The problem: Every record here needs to be duplicated exactly.

Data to examine:
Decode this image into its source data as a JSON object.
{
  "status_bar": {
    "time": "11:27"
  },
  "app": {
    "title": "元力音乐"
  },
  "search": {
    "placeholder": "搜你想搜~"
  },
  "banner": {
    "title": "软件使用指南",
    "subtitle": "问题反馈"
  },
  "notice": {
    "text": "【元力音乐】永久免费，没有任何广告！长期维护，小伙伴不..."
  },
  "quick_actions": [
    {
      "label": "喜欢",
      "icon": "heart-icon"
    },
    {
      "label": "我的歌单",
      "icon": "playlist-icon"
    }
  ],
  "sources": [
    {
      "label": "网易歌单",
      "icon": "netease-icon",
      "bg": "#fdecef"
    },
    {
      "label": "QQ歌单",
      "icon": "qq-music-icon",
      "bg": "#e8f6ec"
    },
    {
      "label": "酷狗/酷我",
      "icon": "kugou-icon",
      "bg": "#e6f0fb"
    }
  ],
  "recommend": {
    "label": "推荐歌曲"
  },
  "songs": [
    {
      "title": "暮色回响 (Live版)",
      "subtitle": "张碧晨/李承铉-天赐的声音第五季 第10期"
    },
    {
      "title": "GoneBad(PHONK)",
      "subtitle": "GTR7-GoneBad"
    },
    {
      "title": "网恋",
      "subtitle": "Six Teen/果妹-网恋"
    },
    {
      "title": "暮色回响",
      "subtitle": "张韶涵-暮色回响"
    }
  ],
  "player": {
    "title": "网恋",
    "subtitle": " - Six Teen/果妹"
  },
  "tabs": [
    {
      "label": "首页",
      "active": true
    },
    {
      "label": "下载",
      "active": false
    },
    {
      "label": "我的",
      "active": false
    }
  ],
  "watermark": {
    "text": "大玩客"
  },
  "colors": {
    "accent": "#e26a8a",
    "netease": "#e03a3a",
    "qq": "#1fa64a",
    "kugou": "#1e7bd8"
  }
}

Task answer:
Decode this image into its source data as a JSON object.
{
  "status_bar": {
    "time": "11:27"
  },
  "app": {
    "title": "元力音乐"
  },
  "search": {
    "placeholder": "搜你想搜~"
  },
  "banner": {
    "title": "软件使用指南",
    "subtitle": "问题反馈"
  },
  "notice": {
    "text": "【元力音乐】永久免费，没有任何广告！长期维护，小伙伴不..."
  },
  "quick_actions": [
    {
      "label": "喜欢",
      "icon": "heart-icon"
    },
    {
      "label": "我的歌单",
      "icon": "playlist-icon"
    }
  ],
  "sources": [
    {
      "label": "网易歌单",
      "icon": "netease-icon",
      "bg": "#fdecef"
    },
    {
      "label": "QQ歌单",
      "icon": "qq-music-icon",
      "bg": "#e8f6ec"
    },
    {
      "label": "酷狗/酷我",
      "icon": "kugou-icon",
      "bg": "#e6f0fb"
    }
  ],
  "recommend": {
    "label": "推荐歌曲"
  },
  "songs": [
    {
      "title": "暮色回响 (Live版)",
      "subtitle": "张碧晨/李承铉-天赐的声音第五季 第10期"
    },
    {
      "title": "GoneBad(PHONK)",
      "subtitle": "GTR7-GoneBad"
    },
    {
      "title": "网恋",
      "subtitle": "Six Teen/果妹-网恋"
    },
    {
      "title": "暮色回响",
      "subtitle": "张韶涵-暮色回响"
    }
  ],
  "player": {
    "title": "网恋",
    "subtitle": " - Six Teen/果妹"
  },
  "tabs": [
    {
      "label": "首页",
      "active": true
    },
    {
      "label": "下载",
      "active": false
    },
    {
      "label": "我的",
      "active": false
    }
  ],
  "watermark": {
    "text": "大玩客"
  },
  "colors": {
    "accent": "#e26a8a",
    "netease": "#e03a3a",
    "qq": "#1fa64a",
    "kugou": "#1e7bd8"
  }
}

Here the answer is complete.